Clinton visit deepens strategic ties with India: US media
US Secretary of State Hillary Clinton`s maiden visit to India has set Indo-US relations on a "new course" for the 21st century, US media said on Tuesday.
Washington: US Secretary of State Hillary
Clinton`s maiden visit to India has set Indo-US relations on a
"new course" for the 21st century, US media said on Tuesday,
terming the strategic dialogue as a "symbolic acknowledgment"
of New Delhi`s growing global stature.
Clinton`s just-concluded trip has strengthened and
deepened strategic bilateral ties, the mainstream American
media commented on the outcome of the high-profile visit.
"The US generally reserves strategic dialogues for major
countries like China, so this is a symbolic acknowledgment of
India`s rising role in the world," said The New York Times in
its report which also appeared prominently in another
prominent US daily The Boston Globe.
The Washington Post said that the Obama administration
had through Clinton`s visit made it clear that it wants to
"further deepen ties" with India.
"Clinton is an Indiaphile, clearly fascinated by the
country, its people and its food. Speaking to about 700
students at Delhi University, she said it would be a mistake
to allow stereotypes portrayed in popular culture to influence
relations between the two countries," it said.
In a front page posting, the Christian Science Monitor
said Prime Minister Manmohan Singh would be the first world
leader to be accorded a State Visit in November.
This "demonstrates" Obama administration`s designation
of India as a crucial partner for the US in the 21st century.

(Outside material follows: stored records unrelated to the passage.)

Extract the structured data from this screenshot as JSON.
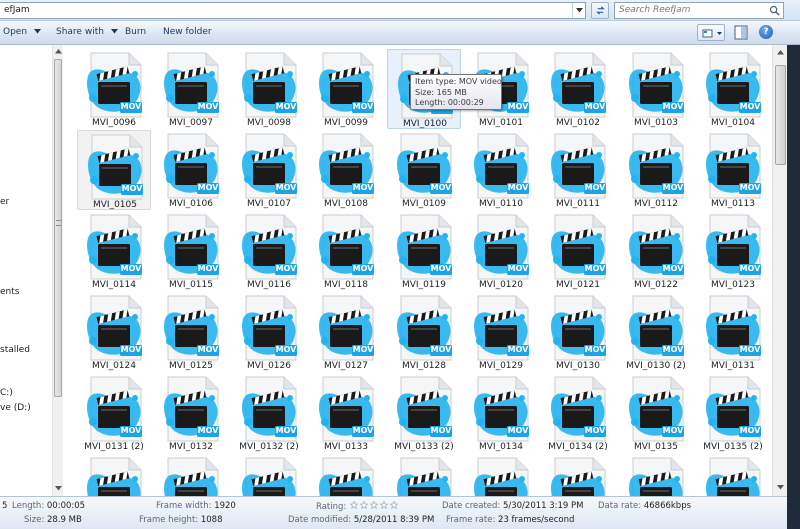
{
  "address": {
    "path": "efJam"
  },
  "search": {
    "placeholder": "Search ReefJam"
  },
  "toolbar": {
    "open_label": "Open",
    "share_label": "Share with",
    "burn_label": "Burn",
    "new_folder_label": "New folder",
    "help_label": "?"
  },
  "nav": {
    "items": [
      {
        "label": "er"
      },
      {
        "label": "ents"
      },
      {
        "label": "stalled"
      },
      {
        "label": "C:)"
      },
      {
        "label": "ve (D:)"
      }
    ]
  },
  "files": {
    "badge": "MOV",
    "rows": [
      [
        "MVI_0096",
        "MVI_0097",
        "MVI_0098",
        "MVI_0099",
        "MVI_0100",
        "MVI_0101",
        "MVI_0102",
        "MVI_0103",
        "MVI_0104"
      ],
      [
        "MVI_0105",
        "MVI_0106",
        "MVI_0107",
        "MVI_0108",
        "MVI_0109",
        "MVI_0110",
        "MVI_0111",
        "MVI_0112",
        "MVI_0113"
      ],
      [
        "MVI_0114",
        "MVI_0115",
        "MVI_0116",
        "MVI_0118",
        "MVI_0119",
        "MVI_0120",
        "MVI_0121",
        "MVI_0122",
        "MVI_0123"
      ],
      [
        "MVI_0124",
        "MVI_0125",
        "MVI_0126",
        "MVI_0127",
        "MVI_0128",
        "MVI_0129",
        "MVI_0130",
        "MVI_0130 (2)",
        "MVI_0131"
      ],
      [
        "MVI_0131 (2)",
        "MVI_0132",
        "MVI_0132 (2)",
        "MVI_0133",
        "MVI_0133 (2)",
        "MVI_0134",
        "MVI_0134 (2)",
        "MVI_0135",
        "MVI_0135 (2)"
      ],
      [
        "",
        "",
        "",
        "",
        "",
        "",
        "",
        "",
        ""
      ]
    ],
    "selected": "MVI_0105",
    "hovered": "MVI_0100"
  },
  "tooltip": {
    "type": "Item type: MOV video",
    "size": "Size: 165 MB",
    "length": "Length: 00:00:29"
  },
  "details": {
    "count_fragment": "5",
    "length_label": "Length:",
    "length_value": "00:00:05",
    "size_label": "Size:",
    "size_value": "28.9 MB",
    "frame_width_label": "Frame width:",
    "frame_width_value": "1920",
    "frame_height_label": "Frame height:",
    "frame_height_value": "1088",
    "rating_label": "Rating:",
    "rating_stars": 0,
    "date_modified_label": "Date modified:",
    "date_modified_value": "5/28/2011 8:39 PM",
    "date_created_label": "Date created:",
    "date_created_value": "5/30/2011 3:19 PM",
    "frame_rate_label": "Frame rate:",
    "frame_rate_value": "23 frames/second",
    "data_rate_label": "Data rate:",
    "data_rate_value": "46866kbps"
  },
  "colors": {
    "badge": "#1fa3e6",
    "splash": "#23b4f0",
    "clapper": "#1a1a1a",
    "tooltip_border": "#767676"
  }
}
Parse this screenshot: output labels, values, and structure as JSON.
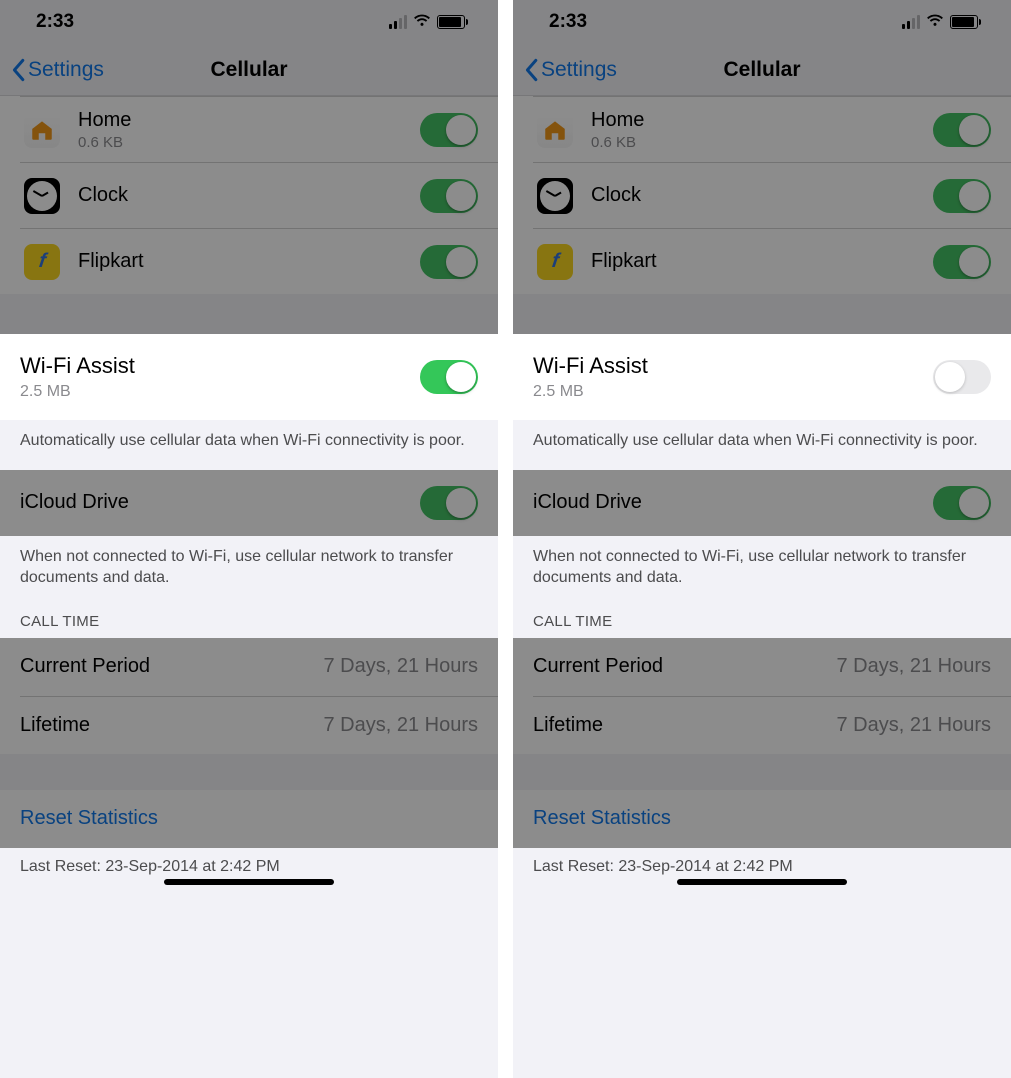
{
  "panes": [
    {
      "status_time": "2:33",
      "nav": {
        "back": "Settings",
        "title": "Cellular"
      },
      "apps": [
        {
          "name": "Home",
          "sub": "0.6 KB",
          "toggle": true
        },
        {
          "name": "Clock",
          "toggle": true
        },
        {
          "name": "Flipkart",
          "toggle": true
        }
      ],
      "wifi_assist": {
        "title": "Wi-Fi Assist",
        "sub": "2.5 MB",
        "toggle": true
      },
      "wifi_assist_desc": "Automatically use cellular data when Wi-Fi connectivity is poor.",
      "icloud": {
        "title": "iCloud Drive",
        "toggle": true
      },
      "icloud_desc": "When not connected to Wi-Fi, use cellular network to transfer documents and data.",
      "call_time_header": "CALL TIME",
      "current_period": {
        "label": "Current Period",
        "value": "7 Days, 21 Hours"
      },
      "lifetime": {
        "label": "Lifetime",
        "value": "7 Days, 21 Hours"
      },
      "reset": "Reset Statistics",
      "last_reset": "Last Reset: 23-Sep-2014 at 2:42 PM"
    },
    {
      "status_time": "2:33",
      "nav": {
        "back": "Settings",
        "title": "Cellular"
      },
      "apps": [
        {
          "name": "Home",
          "sub": "0.6 KB",
          "toggle": true
        },
        {
          "name": "Clock",
          "toggle": true
        },
        {
          "name": "Flipkart",
          "toggle": true
        }
      ],
      "wifi_assist": {
        "title": "Wi-Fi Assist",
        "sub": "2.5 MB",
        "toggle": false
      },
      "wifi_assist_desc": "Automatically use cellular data when Wi-Fi connectivity is poor.",
      "icloud": {
        "title": "iCloud Drive",
        "toggle": true
      },
      "icloud_desc": "When not connected to Wi-Fi, use cellular network to transfer documents and data.",
      "call_time_header": "CALL TIME",
      "current_period": {
        "label": "Current Period",
        "value": "7 Days, 21 Hours"
      },
      "lifetime": {
        "label": "Lifetime",
        "value": "7 Days, 21 Hours"
      },
      "reset": "Reset Statistics",
      "last_reset": "Last Reset: 23-Sep-2014 at 2:42 PM"
    }
  ]
}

"The importance bestowed on Singh may be fitting, some
regional experts say, given India`s booming economy, its
example as a stable multi-ethnic society, and its status as
the world`s largest democracy," wrote The Christian Science

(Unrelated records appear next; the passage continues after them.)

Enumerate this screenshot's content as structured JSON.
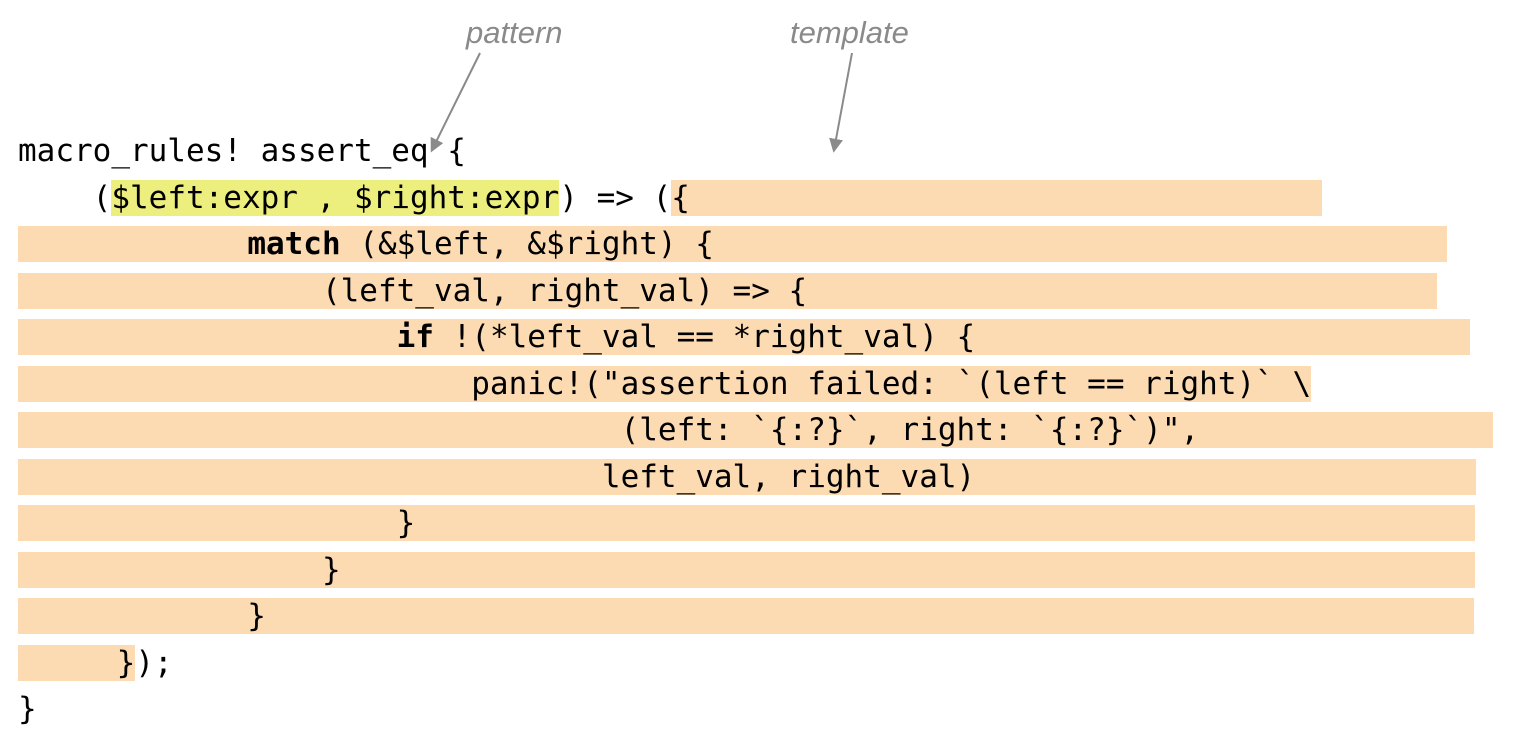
{
  "labels": {
    "pattern": "pattern",
    "template": "template"
  },
  "code": {
    "l1": "macro_rules! assert_eq {",
    "l2a": "    (",
    "l2b": "$left:expr , $right:expr",
    "l2c": ") => (",
    "l2d": "{",
    "l2e": "",
    "l3a": "",
    "l3b": "        ",
    "l3c": "match",
    "l3d": " (&$left, &$right) {",
    "l3e": "",
    "l4a": "",
    "l4b": "            (left_val, right_val) => {",
    "l4c": "",
    "l5a": "",
    "l5b": "                ",
    "l5c": "if",
    "l5d": " !(*left_val == *right_val) {",
    "l5e": "",
    "l6a": "",
    "l6b": "                    panic!(\"assertion failed: `(left == right)` \\",
    "l7a": "",
    "l7b": "                            (left: `{:?}`, right: `{:?}`)\",",
    "l7c": "",
    "l8a": "",
    "l8b": "                           left_val, right_val)",
    "l8c": "",
    "l9a": "",
    "l9b": "                }",
    "l9c": "",
    "l10a": "",
    "l10b": "            }",
    "l10c": "",
    "l11a": "",
    "l11b": "        }",
    "l11c": "",
    "l12a": "   ",
    "l12b": " }",
    "l12c": ");",
    "l13": "}"
  }
}
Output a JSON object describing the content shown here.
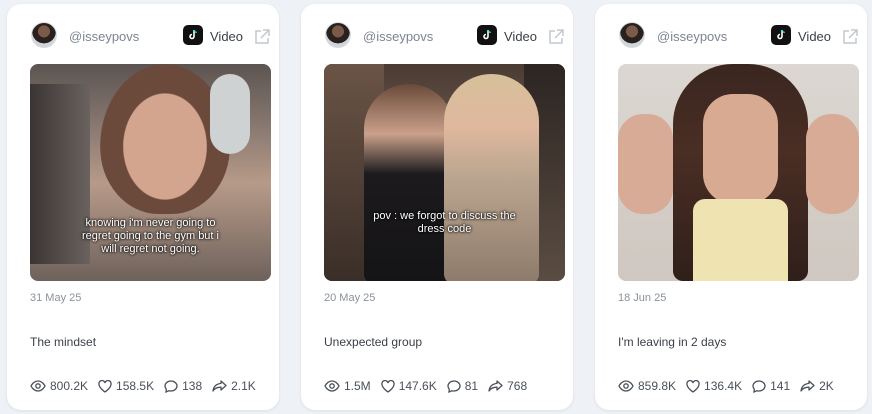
{
  "cards": [
    {
      "handle": "@isseypovs",
      "platform": "Video",
      "caption": "knowing i'm never going to regret going to the gym but i will regret not going.",
      "date": "31 May 25",
      "title": "The mindset",
      "views": "800.2K",
      "likes": "158.5K",
      "comments": "138",
      "shares": "2.1K"
    },
    {
      "handle": "@isseypovs",
      "platform": "Video",
      "caption": "pov : we forgot to discuss the dress code",
      "date": "20 May 25",
      "title": "Unexpected group",
      "views": "1.5M",
      "likes": "147.6K",
      "comments": "81",
      "shares": "768"
    },
    {
      "handle": "@isseypovs",
      "platform": "Video",
      "caption": "",
      "date": "18 Jun 25",
      "title": "I'm leaving in 2 days",
      "views": "859.8K",
      "likes": "136.4K",
      "comments": "141",
      "shares": "2K"
    }
  ],
  "icons": {
    "platform": "tiktok-icon",
    "external": "external-link-icon",
    "views": "eye-icon",
    "likes": "heart-icon",
    "comments": "comment-icon",
    "shares": "share-icon"
  }
}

"But it should not surprise the Obama administration if
the attention to India and Singh causes problems with another
crucial US partner in the region: Pakistan," it said.
The Chicago Tribune, published from Chicago, using a
Associated Press news report from New Delhi gave the headline
"Clinton, with Indian counterpart, sets relations on new
course for 21st century".